--- DESCRIPTION OF THE TASK ---
Each line below that contains the word "Part" is to be counted; give only the final number.

== INFORMATION GIVEN ==

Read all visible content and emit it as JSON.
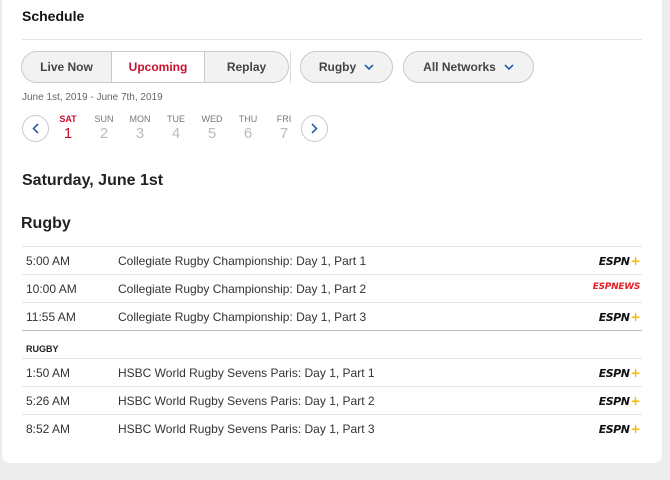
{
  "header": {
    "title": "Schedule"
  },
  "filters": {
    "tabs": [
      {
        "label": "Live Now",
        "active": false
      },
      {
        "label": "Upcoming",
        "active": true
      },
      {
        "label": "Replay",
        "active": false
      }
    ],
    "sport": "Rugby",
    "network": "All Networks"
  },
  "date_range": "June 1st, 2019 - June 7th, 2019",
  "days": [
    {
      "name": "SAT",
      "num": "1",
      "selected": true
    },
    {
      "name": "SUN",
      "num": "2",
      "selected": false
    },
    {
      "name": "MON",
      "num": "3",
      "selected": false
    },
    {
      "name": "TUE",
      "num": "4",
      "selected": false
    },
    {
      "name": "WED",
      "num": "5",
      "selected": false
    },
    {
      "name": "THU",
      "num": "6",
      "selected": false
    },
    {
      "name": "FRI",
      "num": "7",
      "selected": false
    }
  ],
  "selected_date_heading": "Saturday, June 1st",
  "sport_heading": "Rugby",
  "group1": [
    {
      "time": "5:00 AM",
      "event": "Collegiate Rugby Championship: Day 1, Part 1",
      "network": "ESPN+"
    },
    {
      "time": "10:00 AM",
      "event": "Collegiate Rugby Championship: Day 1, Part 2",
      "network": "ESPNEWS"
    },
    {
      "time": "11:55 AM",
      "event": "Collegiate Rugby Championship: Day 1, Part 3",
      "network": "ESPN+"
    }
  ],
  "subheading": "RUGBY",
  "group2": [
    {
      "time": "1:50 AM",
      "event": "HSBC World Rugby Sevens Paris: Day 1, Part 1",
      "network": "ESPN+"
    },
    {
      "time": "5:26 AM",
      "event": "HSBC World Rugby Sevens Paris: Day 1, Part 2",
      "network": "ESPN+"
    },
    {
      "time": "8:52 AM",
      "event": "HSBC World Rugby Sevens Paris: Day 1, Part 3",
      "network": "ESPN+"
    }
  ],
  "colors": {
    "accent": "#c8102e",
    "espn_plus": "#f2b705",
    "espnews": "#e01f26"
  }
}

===
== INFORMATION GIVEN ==

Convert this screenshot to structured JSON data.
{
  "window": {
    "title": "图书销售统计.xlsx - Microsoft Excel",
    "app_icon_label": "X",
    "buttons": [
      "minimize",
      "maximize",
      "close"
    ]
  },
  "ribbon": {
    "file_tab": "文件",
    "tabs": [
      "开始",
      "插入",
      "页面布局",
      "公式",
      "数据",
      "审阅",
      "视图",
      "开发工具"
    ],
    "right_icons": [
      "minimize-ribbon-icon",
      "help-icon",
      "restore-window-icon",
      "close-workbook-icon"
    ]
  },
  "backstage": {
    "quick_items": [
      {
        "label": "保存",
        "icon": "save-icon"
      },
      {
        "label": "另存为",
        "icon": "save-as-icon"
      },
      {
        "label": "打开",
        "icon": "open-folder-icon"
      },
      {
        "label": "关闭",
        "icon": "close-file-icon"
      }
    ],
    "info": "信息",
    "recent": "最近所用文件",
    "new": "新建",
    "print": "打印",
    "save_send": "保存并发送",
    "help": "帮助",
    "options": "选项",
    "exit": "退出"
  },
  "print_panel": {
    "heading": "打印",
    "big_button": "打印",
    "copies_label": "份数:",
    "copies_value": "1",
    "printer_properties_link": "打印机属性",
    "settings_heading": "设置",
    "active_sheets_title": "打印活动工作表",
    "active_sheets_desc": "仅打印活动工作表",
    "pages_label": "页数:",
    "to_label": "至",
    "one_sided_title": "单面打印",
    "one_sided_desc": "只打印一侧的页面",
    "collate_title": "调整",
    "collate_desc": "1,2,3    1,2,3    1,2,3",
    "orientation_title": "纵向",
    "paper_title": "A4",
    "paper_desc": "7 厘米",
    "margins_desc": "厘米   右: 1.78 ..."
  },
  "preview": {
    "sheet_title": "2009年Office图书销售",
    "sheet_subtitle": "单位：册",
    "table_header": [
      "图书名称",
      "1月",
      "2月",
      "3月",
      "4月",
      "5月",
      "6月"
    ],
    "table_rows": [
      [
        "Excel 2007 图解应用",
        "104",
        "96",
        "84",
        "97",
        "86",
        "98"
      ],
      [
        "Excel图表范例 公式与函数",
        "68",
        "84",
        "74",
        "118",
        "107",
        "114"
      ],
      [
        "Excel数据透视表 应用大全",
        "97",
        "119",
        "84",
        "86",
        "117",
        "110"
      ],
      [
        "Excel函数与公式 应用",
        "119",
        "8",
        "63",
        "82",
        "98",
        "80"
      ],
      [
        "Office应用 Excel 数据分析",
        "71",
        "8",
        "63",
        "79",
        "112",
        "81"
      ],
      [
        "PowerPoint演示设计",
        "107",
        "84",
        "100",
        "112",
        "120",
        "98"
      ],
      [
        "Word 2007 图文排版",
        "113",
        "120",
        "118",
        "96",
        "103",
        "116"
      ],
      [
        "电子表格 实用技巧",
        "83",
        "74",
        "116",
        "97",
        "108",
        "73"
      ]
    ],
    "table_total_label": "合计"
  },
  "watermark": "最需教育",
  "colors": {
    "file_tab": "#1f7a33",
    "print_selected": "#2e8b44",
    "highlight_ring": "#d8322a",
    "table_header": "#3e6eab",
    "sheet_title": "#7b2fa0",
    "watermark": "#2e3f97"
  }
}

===
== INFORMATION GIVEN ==

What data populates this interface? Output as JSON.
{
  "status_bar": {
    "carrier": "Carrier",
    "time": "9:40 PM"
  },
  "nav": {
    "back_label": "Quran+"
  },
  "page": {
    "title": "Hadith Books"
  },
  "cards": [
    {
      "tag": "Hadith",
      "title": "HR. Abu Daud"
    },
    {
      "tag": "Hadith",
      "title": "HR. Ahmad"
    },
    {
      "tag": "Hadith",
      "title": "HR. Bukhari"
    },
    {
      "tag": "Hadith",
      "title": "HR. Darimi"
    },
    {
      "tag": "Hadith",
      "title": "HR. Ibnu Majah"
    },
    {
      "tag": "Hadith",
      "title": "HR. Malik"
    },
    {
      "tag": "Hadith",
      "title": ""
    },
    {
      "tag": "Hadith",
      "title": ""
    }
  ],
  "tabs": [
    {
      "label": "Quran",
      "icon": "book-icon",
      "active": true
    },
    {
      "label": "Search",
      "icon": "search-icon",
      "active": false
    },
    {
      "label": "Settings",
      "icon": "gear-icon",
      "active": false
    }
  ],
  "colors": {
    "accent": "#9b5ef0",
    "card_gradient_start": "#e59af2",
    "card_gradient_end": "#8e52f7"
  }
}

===

--- TASK OUTPUT ---
6